Leon’s first trial ended in a hung jury. He was acquitted during a second trial in November 2009.
When Rocky was tried in 2008, the jury found him not guilty on some charges. Other offenses were left blank on the verdict forms.
Judge James “Buddy” Scott dismissed the jury without declaring a mistrial and without attempting to clarify the unorthodox verdict forms.
The state wanted to retry Rocky, but the Court of Criminal Appeals ruled Scott’s improper discharge of the jury amounted to an acquittal.
The state charges that Rocky was convicted of stemmed from a 2004 police chase that ended with his pickup truck flipped on its top.
Lindsey B. Lander was appointed to represent Rocky in the case, but on the opening day of the trial, Lander was allowed to withdraw because Rocky threatened to file a lawsuit against him.
Judge Jon Kerry Blackwood ordered Rocky to represent himself.
The jury found him guilty of reckless endangerment, a misdemeanor, and felony evading arrest on April 1, 2010.
He was found not guilty on four other charges.
Rocky sought to have a new trial, but his request was denied by Blackwood. He later appealed to the Court of Criminal Appeals.
Rocky appeared in U.S. District Court on Monday in the federal firearms case and insisted he’s not a convicted felon.
He also claimed that Tennessee Supreme Court Justice Cornelia A. Clark and Court of Criminal Appeals Judge D. Kelly Thomas could prove it.
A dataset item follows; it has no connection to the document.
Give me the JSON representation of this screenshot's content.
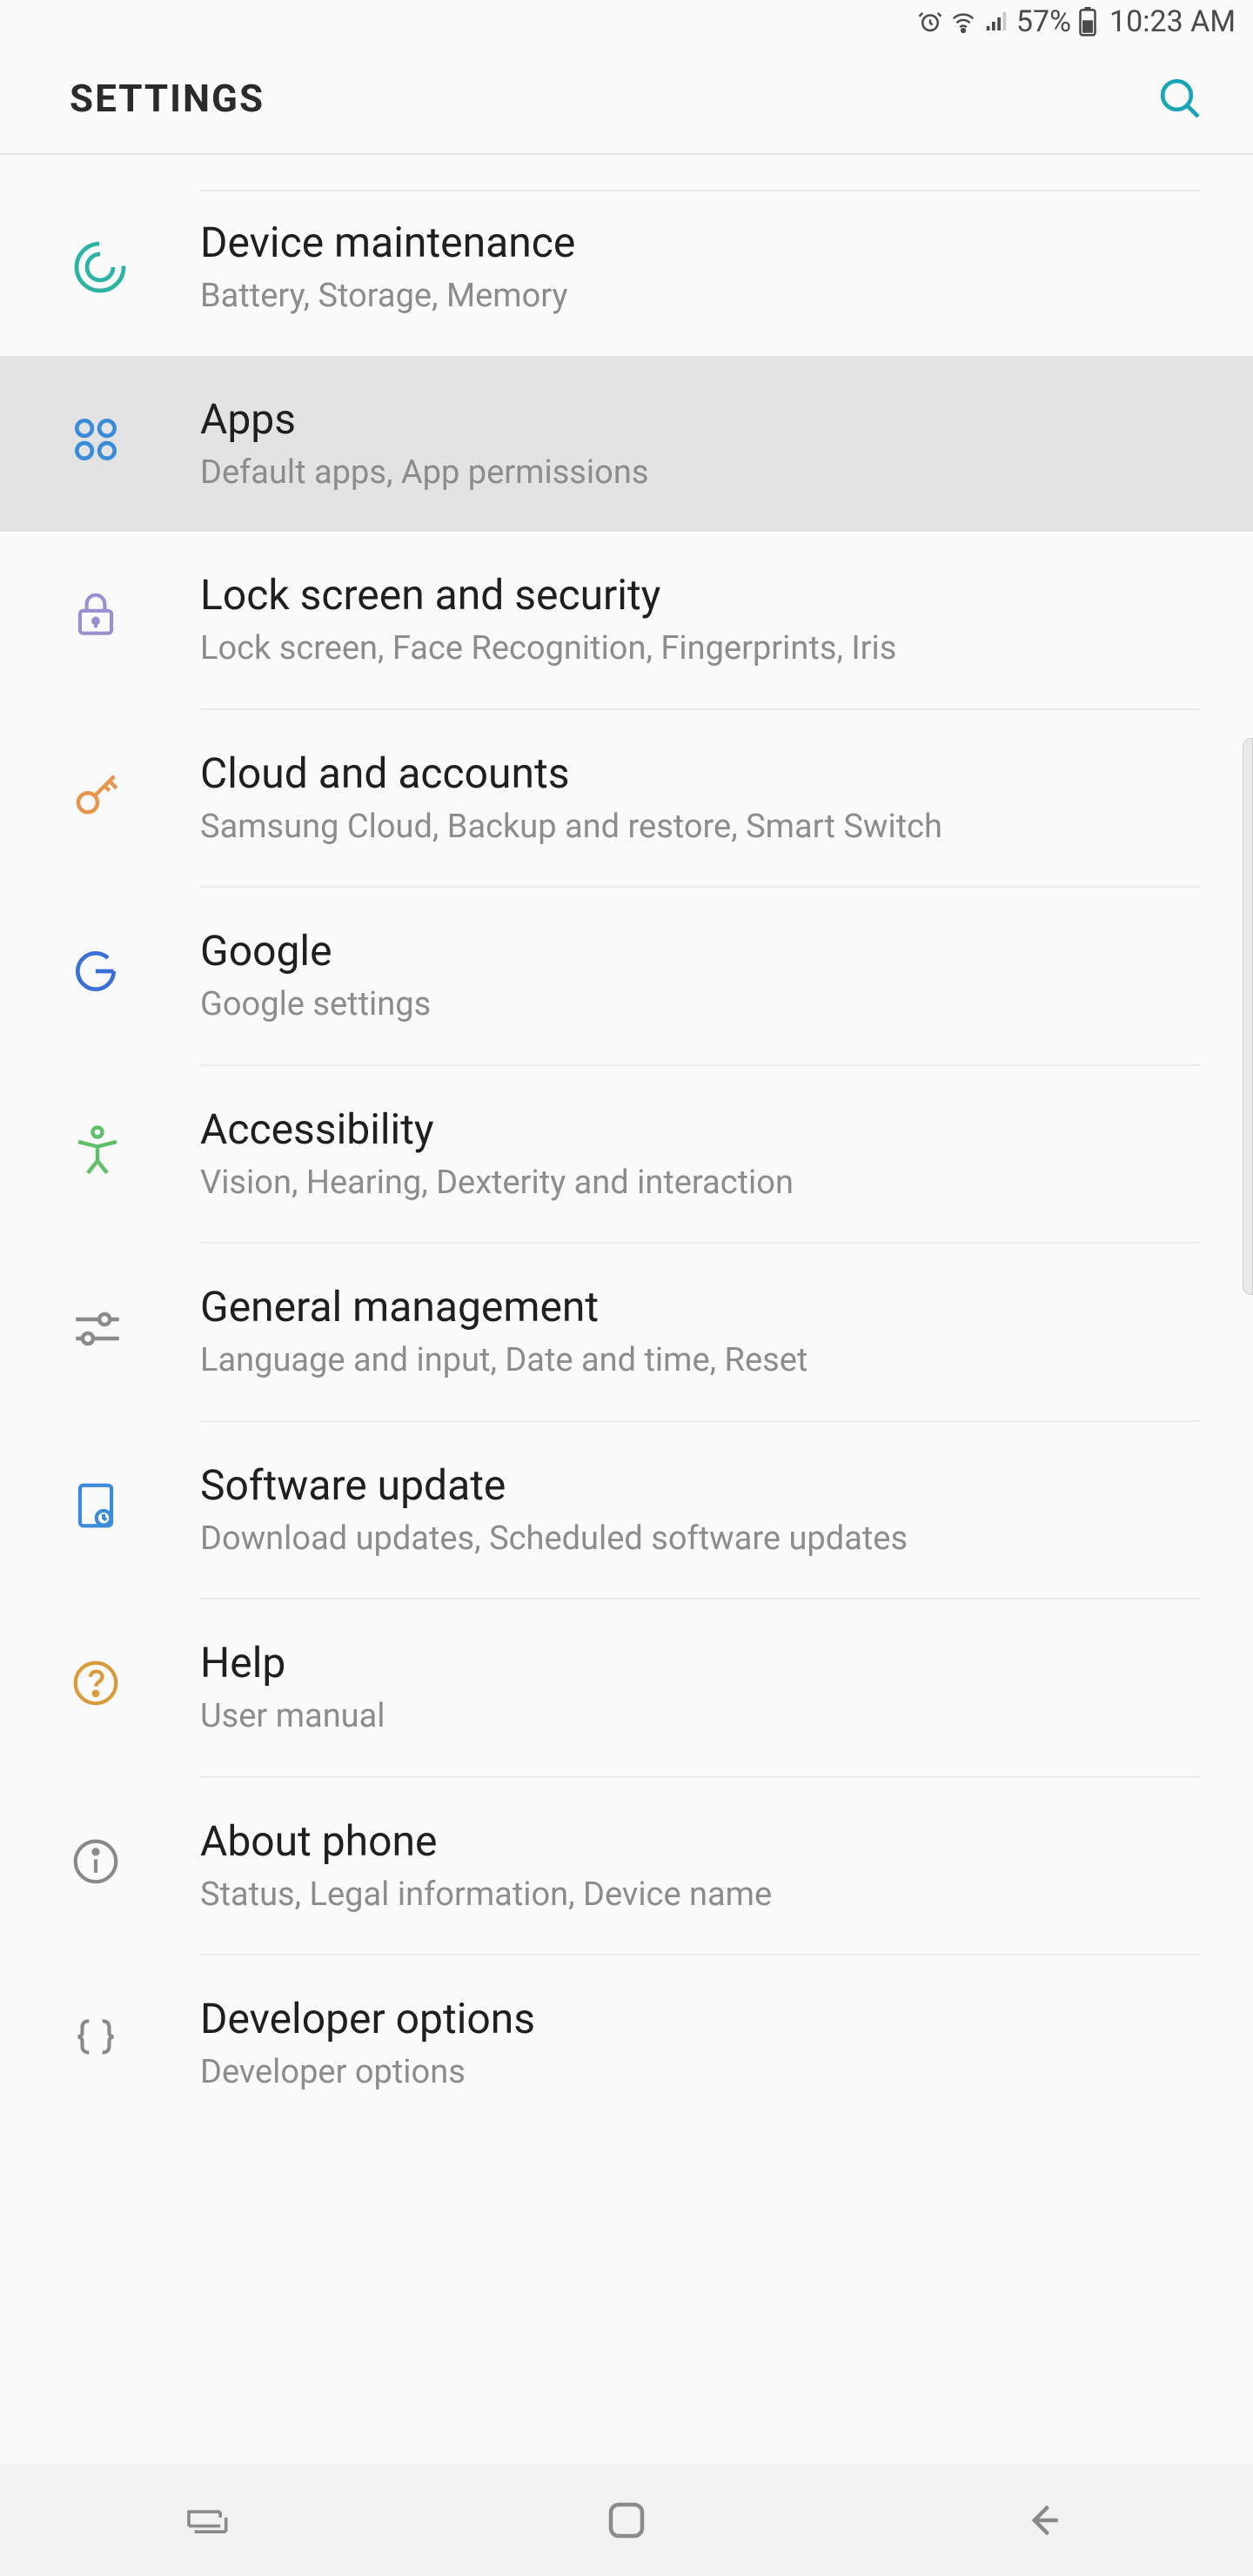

“If I can get my witnesses in here, I win the case,” he said. Rocky was still representing himself on Monday.
U.S. Magistrate C. Clifford Shirley Jr. tried to convince Rocky to let the court appoint him an attorney, but Rocky said a court-appointed attorney wouldn’t subpoena the witnesses he wants.
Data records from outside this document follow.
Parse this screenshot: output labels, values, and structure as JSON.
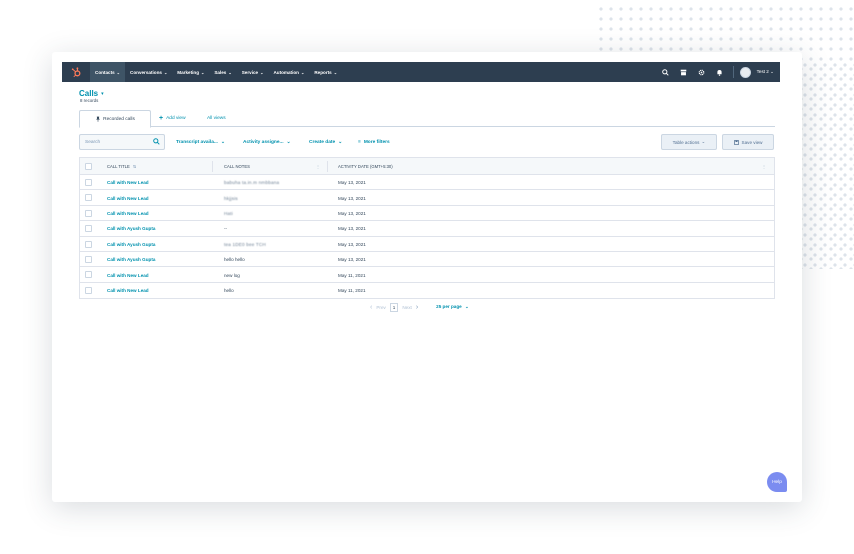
{
  "nav": {
    "items": [
      {
        "label": "Contacts",
        "active": true
      },
      {
        "label": "Conversations",
        "active": false
      },
      {
        "label": "Marketing",
        "active": false
      },
      {
        "label": "Sales",
        "active": false
      },
      {
        "label": "Service",
        "active": false
      },
      {
        "label": "Automation",
        "active": false
      },
      {
        "label": "Reports",
        "active": false
      }
    ],
    "caret": "⌄",
    "icons": [
      "search-icon",
      "marketplace-icon",
      "settings-icon",
      "notifications-icon"
    ],
    "account_label": "Test 2 ⌄"
  },
  "page": {
    "title": "Calls",
    "title_caret": "▾",
    "record_count": "8 records"
  },
  "tabs": {
    "active_label": "Recorded calls",
    "add_view": "Add view",
    "all_views": "All views"
  },
  "filters": {
    "search_placeholder": "Search",
    "transcript": "Transcript availa...",
    "activity_assignee": "Activity assigne...",
    "create_date": "Create date",
    "more_filters": "More filters",
    "table_actions": "Table actions",
    "save_view": "Save view"
  },
  "table": {
    "headers": {
      "call_title": "CALL TITLE",
      "call_notes": "CALL NOTES",
      "activity_date": "ACTIVITY DATE (GMT+5:30)"
    },
    "rows": [
      {
        "title": "Call with New Lead",
        "notes": "babuha ta.in.m nmbbana",
        "blurred": true,
        "date": "May 13, 2021"
      },
      {
        "title": "Call with New Lead",
        "notes": "hkjjsis",
        "blurred": true,
        "date": "May 13, 2021"
      },
      {
        "title": "Call with New Lead",
        "notes": "Hati",
        "blurred": true,
        "date": "May 13, 2021"
      },
      {
        "title": "Call with Ayush Gupta",
        "notes": "--",
        "blurred": false,
        "date": "May 13, 2021"
      },
      {
        "title": "Call with Ayush Gupta",
        "notes": "tea 1DE0 bee TCH",
        "blurred": true,
        "date": "May 13, 2021"
      },
      {
        "title": "Call with Ayush Gupta",
        "notes": "hello hello",
        "blurred": false,
        "date": "May 13, 2021"
      },
      {
        "title": "Call with New Lead",
        "notes": "new log",
        "blurred": false,
        "date": "May 11, 2021"
      },
      {
        "title": "Call with New Lead",
        "notes": "hello",
        "blurred": false,
        "date": "May 11, 2021"
      }
    ]
  },
  "pagination": {
    "prev": "Prev",
    "page": "1",
    "next": "Next",
    "per_page": "25 per page"
  },
  "help_label": "Help",
  "colors": {
    "topbar": "#2d3e50",
    "link": "#0091ae",
    "text": "#33475b",
    "help": "#7b8cf0"
  }
}
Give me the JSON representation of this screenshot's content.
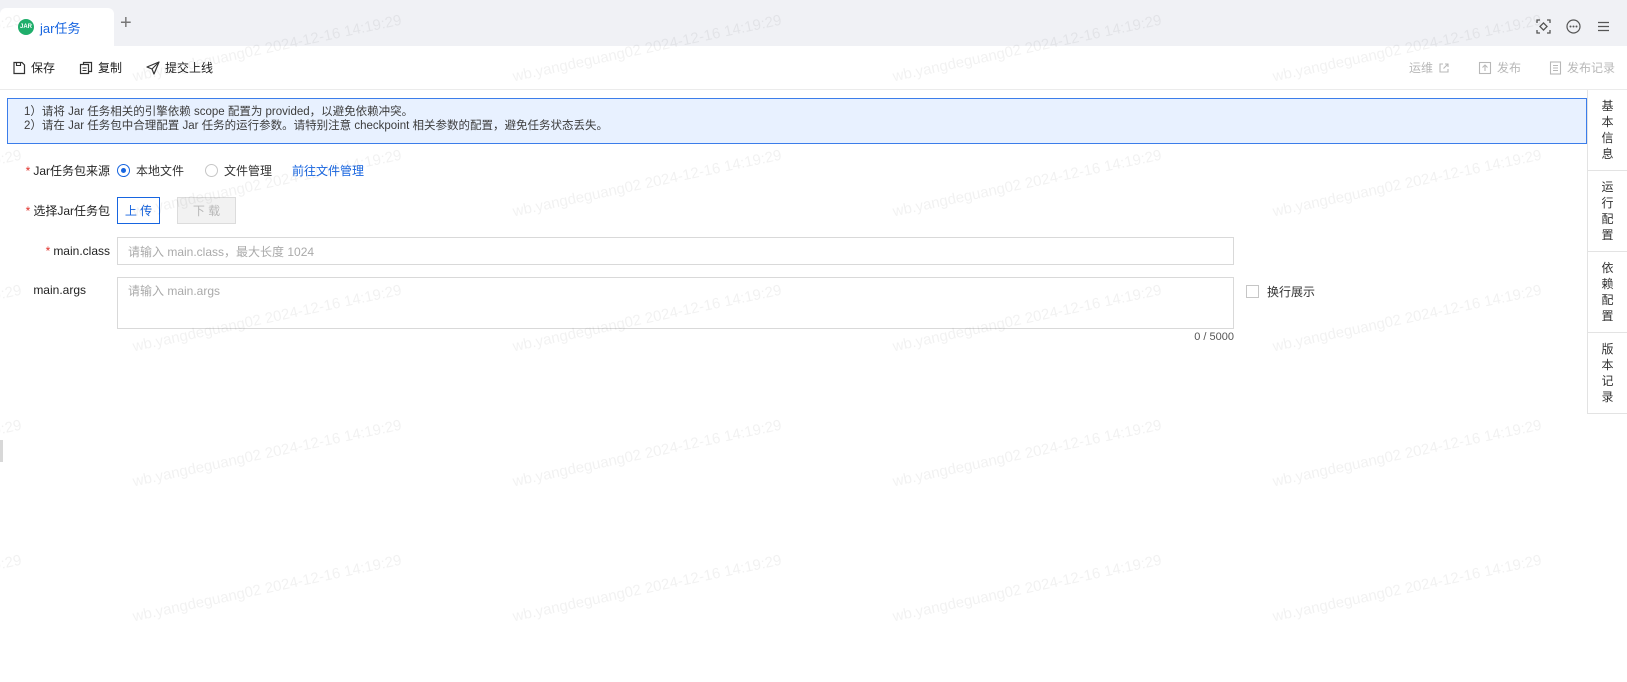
{
  "tab": {
    "icon_text": "JAR",
    "label": "jar任务"
  },
  "toolbar": {
    "save": "保存",
    "copy": "复制",
    "submit": "提交上线",
    "ops": "运维",
    "publish": "发布",
    "publish_log": "发布记录"
  },
  "notice": {
    "line1": "1）请将 Jar 任务相关的引擎依赖 scope 配置为 provided，以避免依赖冲突。",
    "line2": "2）请在 Jar 任务包中合理配置 Jar 任务的运行参数。请特别注意 checkpoint 相关参数的配置，避免任务状态丢失。"
  },
  "sidenav": [
    {
      "chars": [
        "基",
        "本",
        "信",
        "息"
      ]
    },
    {
      "chars": [
        "运",
        "行",
        "配",
        "置"
      ]
    },
    {
      "chars": [
        "依",
        "赖",
        "配",
        "置"
      ]
    },
    {
      "chars": [
        "版",
        "本",
        "记",
        "录"
      ]
    }
  ],
  "form": {
    "source_label": "Jar任务包来源",
    "source_options": [
      "本地文件",
      "文件管理"
    ],
    "source_selected": "本地文件",
    "goto_file_mgmt": "前往文件管理",
    "pkg_label": "选择Jar任务包",
    "upload": "上 传",
    "download": "下 载",
    "main_class_label": "main.class",
    "main_class_placeholder": "请输入 main.class，最大长度 1024",
    "main_args_label": "main.args",
    "main_args_placeholder": "请输入 main.args",
    "counter": "0 / 5000",
    "wrap_display": "换行展示"
  },
  "watermark": "wb.yangdeguang02 2024-12-16 14:19:29",
  "colors": {
    "primary": "#1765e0",
    "required": "#e0302a",
    "notice_bg": "#e8f1ff"
  }
}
“It’s a pretty rare occurrence for someone to subpoena a Supreme Court justice,” Shirley told him. “Just because you want to do something that’s completely improper doesn’t mean they have to do that.”
Rocky’s trial is tentatively set for March 26. He faces 10 years in prison on each count.
Shirley told Rocky he needed to get serious about hiring an attorney.
Rocky said he wants to, but claimed he needs to get back $75,000 from attorney Randy Rogers to do so.
Rocky said he’s been unable to get a letter to Rogers, the attorney who helped him on the murder charges, because he has been kept on lockdown by the Knox County Sheriff’s Office.
The U.S. Marshals agreed to fax the letter to Rogers for him.
“I feel like if I send it regular mail he’ll just throw it in the trash,” Rocky said.
Shirley told Rocky it’s a pipe dream to think he can get $75,000 from Rogers.
“It could take months, years down the road for you to get that resolved,” Shirley said. “In the meantime, your trial here will have come and gone.”
By the end of the hearing Rocky agreed to fill out the necessary paperwork and allow Shirley to appoint him elbow counsel.
“They’re just to assist you in representing yourself,” Shirley said. “That’s still not in your best interest because you’re still representing yourself.”
Shirley set another hearing in the case for Feb. 4.
Leon faces one count of possession of firearms while being an unlawful user of controlled substances. His federal trial is tentatively scheduled for March 25.
Assistant U.S. Attorney David Jennings indicated that it’s unlikely both trials will go on as currently scheduled.